Are there any possible problems or complications?

This product is sold as a dietary supplement in the United States. Unlike companies that produce drugs (which must be tested before being sold), the companies that make supplements are not required to prove to the Food and Drug Administration that their supplements are safe or effective, as long as they don't claim the supplements can prevent, treat, or cure any specific disease.
Some such products may not contain the amount of the herb or substance that is on the label, and some may include other substances (contaminants). Actual amounts per dose may vary between brands or even between different batches of the same brand. In 2007, the FDA wrote new rules to improve the quality of manufacturing for dietary supplements and the proper listing of supplement ingredients. But these rules do not address the safety of the ingredients or their effects on health.
Most such supplements have not been tested to find out if they interact with medicines, foods, or other herbs and supplements. Even though some reports of interactions and harmful effects may be published, full studies of interactions and effects are not often available. Because of these limitations, any information on ill effects and interactions below should be considered incomplete.

The health risks of eleuthero have not been firmly established, but major side effects from usual doses seem to be rare. Some cases of headache, diarrhea, nervousness, and trouble sleeping have been reported.

Eleuthero might raise blood pressure and increase heart rate, so people with high blood pressure or heart disease should talk with their doctor before taking it. It may also lower blood sugar levels, which may be important to people taking medicine for diabetes such as insulin or pills to lower blood sugar. Lab tests on people taking digoxin may show falsely high levels.

Eleuthero may alter the amount of time it takes for bleeding to stop. This could be an issue if it is taken before surgery or if a person is taking drugs that can affect blood clotting, such as aspirin or warfarin (Coumadin). Other interactions with drugs or other herbs may be possible. Tell your doctor and pharmacist about any herbs and supplements you are taking.

Eleuthero has not been well studied in women who are pregnant or breast-feeding.

People with allergies to eleuthero or related plants should avoid this herb.
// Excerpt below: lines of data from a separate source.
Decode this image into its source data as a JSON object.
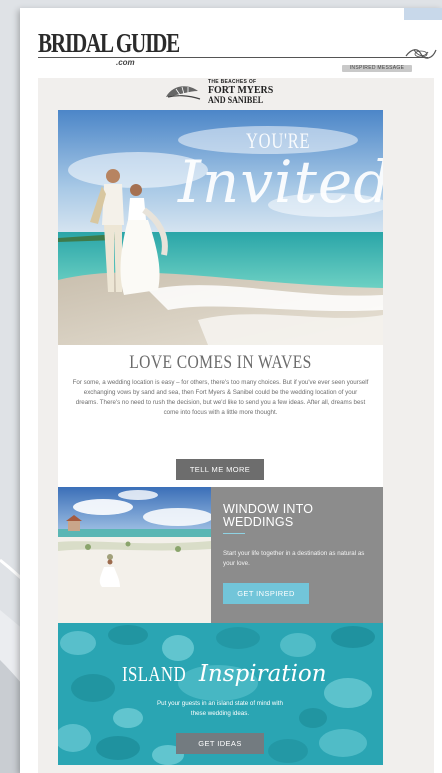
{
  "header": {
    "brand_name": "BRIDAL GUIDE",
    "brand_sub": ".com",
    "pill_label": "INSPIRED MESSAGE"
  },
  "sponsor": {
    "line1": "THE BEACHES OF",
    "line2": "FORT MYERS",
    "line3": "AND SANIBEL"
  },
  "hero": {
    "line1": "YOU'RE",
    "line2": "Invited"
  },
  "intro": {
    "title": "LOVE COMES IN WAVES",
    "body": "For some, a wedding location is easy – for others, there's too many choices. But if you've ever seen yourself exchanging vows by sand and sea, then Fort Myers & Sanibel could be the wedding location of your dreams. There's no need to rush the decision, but we'd like to send you a few ideas. After all, dreams best come into focus with a little more thought.",
    "button": "TELL ME MORE"
  },
  "window": {
    "title_line1": "WINDOW INTO",
    "title_line2": "WEDDINGS",
    "body": "Start your life together in a destination as natural as your love.",
    "button": "GET INSPIRED"
  },
  "island": {
    "title_main": "ISLAND",
    "title_script": "Inspiration",
    "body": "Put your guests in an island state of mind with these wedding ideas.",
    "button": "GET IDEAS"
  },
  "colors": {
    "accent_blue": "#72c5d9",
    "panel_gray": "#8c8c8c",
    "button_dark": "#6d6d6d",
    "turquoise": "#2aa5b3"
  }
}
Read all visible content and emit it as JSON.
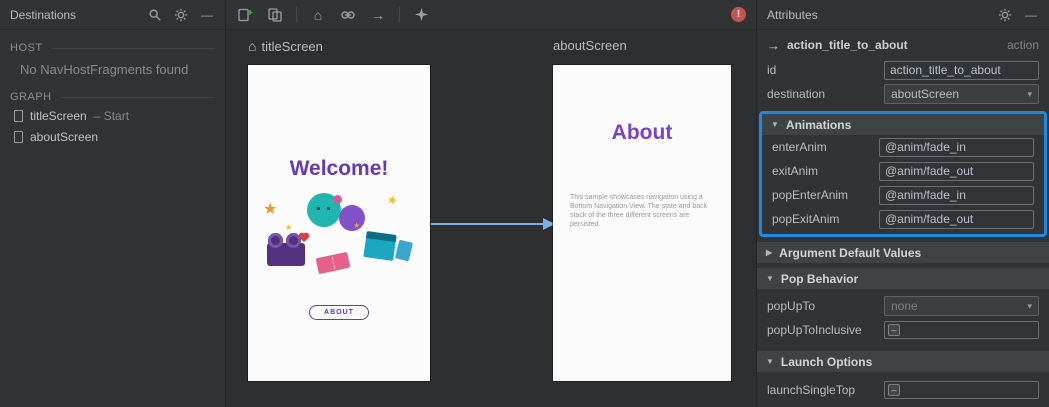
{
  "destinations": {
    "title": "Destinations",
    "host_label": "HOST",
    "host_empty": "No NavHostFragments found",
    "graph_label": "GRAPH",
    "items": [
      {
        "label": "titleScreen",
        "suffix": "– Start"
      },
      {
        "label": "aboutScreen",
        "suffix": ""
      }
    ]
  },
  "canvas": {
    "title_screen": {
      "label": "titleScreen",
      "heading": "Welcome!",
      "button": "ABOUT"
    },
    "about_screen": {
      "label": "aboutScreen",
      "heading": "About",
      "body": "This sample showcases navigation using a Bottom Navigation View. The state and back stack of the three different screens are persisted."
    }
  },
  "attributes": {
    "title": "Attributes",
    "action": {
      "name": "action_title_to_about",
      "type": "action"
    },
    "id": {
      "label": "id",
      "value": "action_title_to_about"
    },
    "destination": {
      "label": "destination",
      "value": "aboutScreen"
    },
    "animations": {
      "header": "Animations",
      "rows": [
        {
          "label": "enterAnim",
          "value": "@anim/fade_in"
        },
        {
          "label": "exitAnim",
          "value": "@anim/fade_out"
        },
        {
          "label": "popEnterAnim",
          "value": "@anim/fade_in"
        },
        {
          "label": "popExitAnim",
          "value": "@anim/fade_out"
        }
      ]
    },
    "argument_defaults": {
      "header": "Argument Default Values"
    },
    "pop_behavior": {
      "header": "Pop Behavior",
      "pop_up_to": {
        "label": "popUpTo",
        "value": "none"
      },
      "pop_up_to_inclusive": {
        "label": "popUpToInclusive"
      }
    },
    "launch_options": {
      "header": "Launch Options",
      "launch_single_top": {
        "label": "launchSingleTop"
      }
    }
  },
  "icons": {
    "minimize": "—",
    "home": "⌂",
    "arrow_right": "→",
    "caret": "▾",
    "expanded": "▼",
    "collapsed": "▶",
    "indeterminate": "–",
    "error": "!",
    "star": "★"
  },
  "colors": {
    "accent_blue": "#1e88e5",
    "purple": "#6639b6",
    "arrow_blue": "#7daee8",
    "error_red": "#c75450"
  }
}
Relying on this type of treatment alone and avoiding or delaying conventional medical care for cancer may have serious health consequences.

To learn more

More information from your American Cancer Society

The following information on complementary and alternative therapies may also be helpful to you. These materials may be found on our Web site (www.cancer.org) or ordered from our toll-free number (1-800-227-2345).

Dietary Supplements: What Is Safe?

The ACS Operational Statement on Complementary and Alternative Methods of Cancer Management

Complementary and Alternative Methods and Cancer

Placebo Effect

Learning About New Ways to Treat Cancer

Learning About New Ways to Prevent Cancer


Blumenthal M, ed. The Complete German Commission E Monographs: Therapeutic Guide to Herbal Medicines. Austin, TX: American Botanical Council; 1998.

Goulet ED, Dionne IJ. Assessment of the effects of eleutherococcus senticosus on endurance performance. Int J Sport Nutr Exerc Metab. 2005;15:75-83.

Gruenwald J. PDR for Herbal Medicines. 3rd ed. Montvale, NJ: Thomson PDR; 2004.

Hartz AJ, Bentler S, Noyes R, Hoehns J, Logemann C, Sinift S, Butani Y, Wang W, Brake K, Ernst M, Kautzman H. Randomized controlled trial of Siberian ginseng for chronic fatigue. Psychol Med. 2004;34:51-61.

Siberian ginseng. Memorial Sloan-Kettering Cancer Center Web site. Accessed at www.mskcc.org/mskcc/html/69379.cfm on July 11, 2011.

Watanabe K, Kamata K, Sato J, Takahashi T. Fundamental studies on the inhibitory action of Acanthopanax senticosus Harms on glucose absorption. J Ethnopharmacol. 2010 Oct 28;132(1):193-199.

Note: This information may not cover all possible claims, uses, actions, precautions, side effects or interactions. It is not intended as medical advice, and should not be relied upon as a substitute for consultation with your doctor, who is familiar with your medical situation.

Last Medical Review: 10/13/2011
Last Revised: 10/13/2011